DATASET EXCERPTS:
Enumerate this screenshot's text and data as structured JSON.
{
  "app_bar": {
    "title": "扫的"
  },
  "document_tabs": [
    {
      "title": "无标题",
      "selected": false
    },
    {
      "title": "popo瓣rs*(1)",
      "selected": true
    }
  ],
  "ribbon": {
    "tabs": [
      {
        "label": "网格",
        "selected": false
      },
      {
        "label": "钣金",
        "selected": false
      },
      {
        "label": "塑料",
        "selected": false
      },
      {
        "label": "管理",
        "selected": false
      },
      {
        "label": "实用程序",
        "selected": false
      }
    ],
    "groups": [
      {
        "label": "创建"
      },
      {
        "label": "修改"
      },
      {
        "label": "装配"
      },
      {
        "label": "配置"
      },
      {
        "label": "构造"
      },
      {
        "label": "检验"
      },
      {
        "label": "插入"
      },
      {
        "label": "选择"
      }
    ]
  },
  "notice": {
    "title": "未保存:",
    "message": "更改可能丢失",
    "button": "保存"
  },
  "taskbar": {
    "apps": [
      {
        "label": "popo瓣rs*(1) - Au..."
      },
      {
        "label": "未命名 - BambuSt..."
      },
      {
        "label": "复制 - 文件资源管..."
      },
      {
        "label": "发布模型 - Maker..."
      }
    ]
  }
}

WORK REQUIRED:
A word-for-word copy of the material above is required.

TASK RESULT:
Enumerate this screenshot's text and data as structured JSON.
{
  "app_bar": {
    "title": "扫的"
  },
  "document_tabs": [
    {
      "title": "无标题",
      "selected": false
    },
    {
      "title": "popo瓣rs*(1)",
      "selected": true
    }
  ],
  "ribbon": {
    "tabs": [
      {
        "label": "网格",
        "selected": false
      },
      {
        "label": "钣金",
        "selected": false
      },
      {
        "label": "塑料",
        "selected": false
      },
      {
        "label": "管理",
        "selected": false
      },
      {
        "label": "实用程序",
        "selected": false
      }
    ],
    "groups": [
      {
        "label": "创建"
      },
      {
        "label": "修改"
      },
      {
        "label": "装配"
      },
      {
        "label": "配置"
      },
      {
        "label": "构造"
      },
      {
        "label": "检验"
      },
      {
        "label": "插入"
      },
      {
        "label": "选择"
      }
    ]
  },
  "notice": {
    "title": "未保存:",
    "message": "更改可能丢失",
    "button": "保存"
  },
  "taskbar": {
    "apps": [
      {
        "label": "popo瓣rs*(1) - Au..."
      },
      {
        "label": "未命名 - BambuSt..."
      },
      {
        "label": "复制 - 文件资源管..."
      },
      {
        "label": "发布模型 - Maker..."
      }
    ]
  }
}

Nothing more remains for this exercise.